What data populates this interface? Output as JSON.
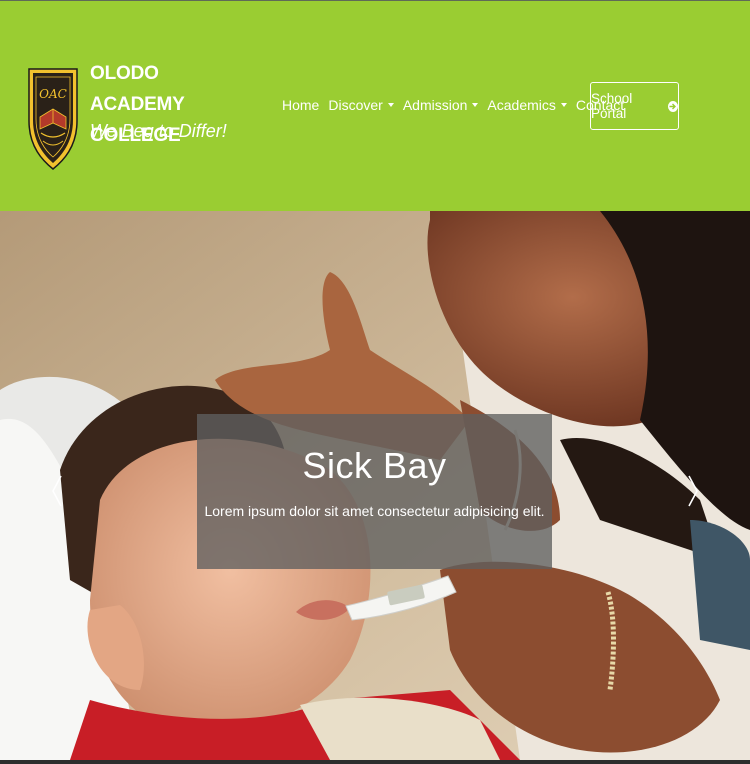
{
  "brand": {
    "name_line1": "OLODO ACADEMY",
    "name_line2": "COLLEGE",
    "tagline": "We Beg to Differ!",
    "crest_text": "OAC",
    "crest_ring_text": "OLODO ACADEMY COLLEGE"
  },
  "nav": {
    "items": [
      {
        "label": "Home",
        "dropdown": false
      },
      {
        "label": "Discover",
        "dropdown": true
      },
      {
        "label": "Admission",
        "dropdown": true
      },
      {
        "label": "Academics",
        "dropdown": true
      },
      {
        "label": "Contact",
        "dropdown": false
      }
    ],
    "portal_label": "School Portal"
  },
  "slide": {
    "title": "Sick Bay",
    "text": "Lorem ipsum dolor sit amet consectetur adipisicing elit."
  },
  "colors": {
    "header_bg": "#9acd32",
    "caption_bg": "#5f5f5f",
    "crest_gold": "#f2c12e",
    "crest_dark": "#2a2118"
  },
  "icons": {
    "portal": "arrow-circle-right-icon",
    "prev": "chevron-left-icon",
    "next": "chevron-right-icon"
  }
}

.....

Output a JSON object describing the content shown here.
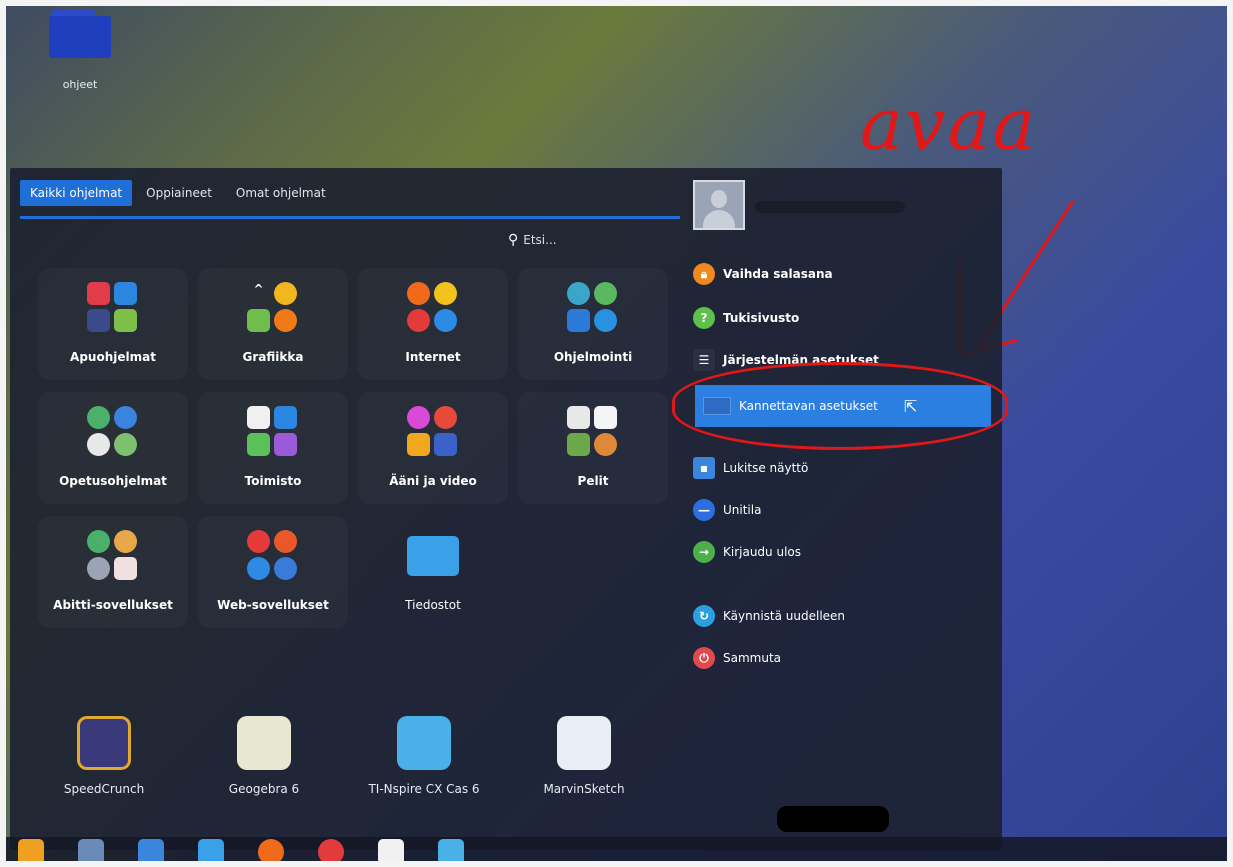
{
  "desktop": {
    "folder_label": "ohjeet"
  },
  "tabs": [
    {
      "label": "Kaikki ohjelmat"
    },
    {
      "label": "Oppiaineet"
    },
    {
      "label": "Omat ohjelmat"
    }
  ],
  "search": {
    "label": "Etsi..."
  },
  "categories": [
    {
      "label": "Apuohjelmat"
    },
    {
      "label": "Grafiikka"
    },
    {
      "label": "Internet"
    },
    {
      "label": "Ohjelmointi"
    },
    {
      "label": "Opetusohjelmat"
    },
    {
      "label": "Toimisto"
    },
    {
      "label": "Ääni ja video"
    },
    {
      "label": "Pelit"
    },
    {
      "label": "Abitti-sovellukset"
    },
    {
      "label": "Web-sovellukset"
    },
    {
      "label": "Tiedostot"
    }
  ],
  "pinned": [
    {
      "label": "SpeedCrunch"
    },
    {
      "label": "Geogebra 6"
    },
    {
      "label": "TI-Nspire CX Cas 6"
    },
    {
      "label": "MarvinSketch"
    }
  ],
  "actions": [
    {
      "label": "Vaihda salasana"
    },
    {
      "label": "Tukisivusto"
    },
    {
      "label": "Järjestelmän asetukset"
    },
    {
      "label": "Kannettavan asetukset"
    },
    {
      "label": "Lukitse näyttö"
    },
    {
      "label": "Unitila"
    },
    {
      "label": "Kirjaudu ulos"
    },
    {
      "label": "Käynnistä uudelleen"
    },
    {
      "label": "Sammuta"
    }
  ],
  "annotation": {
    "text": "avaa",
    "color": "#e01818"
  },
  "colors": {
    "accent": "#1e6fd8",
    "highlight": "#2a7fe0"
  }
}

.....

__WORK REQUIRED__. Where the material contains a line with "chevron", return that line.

__EXPECTED OUTPUT__.
    "prev": "chevron-left-icon",
    "next": "chevron-right-icon"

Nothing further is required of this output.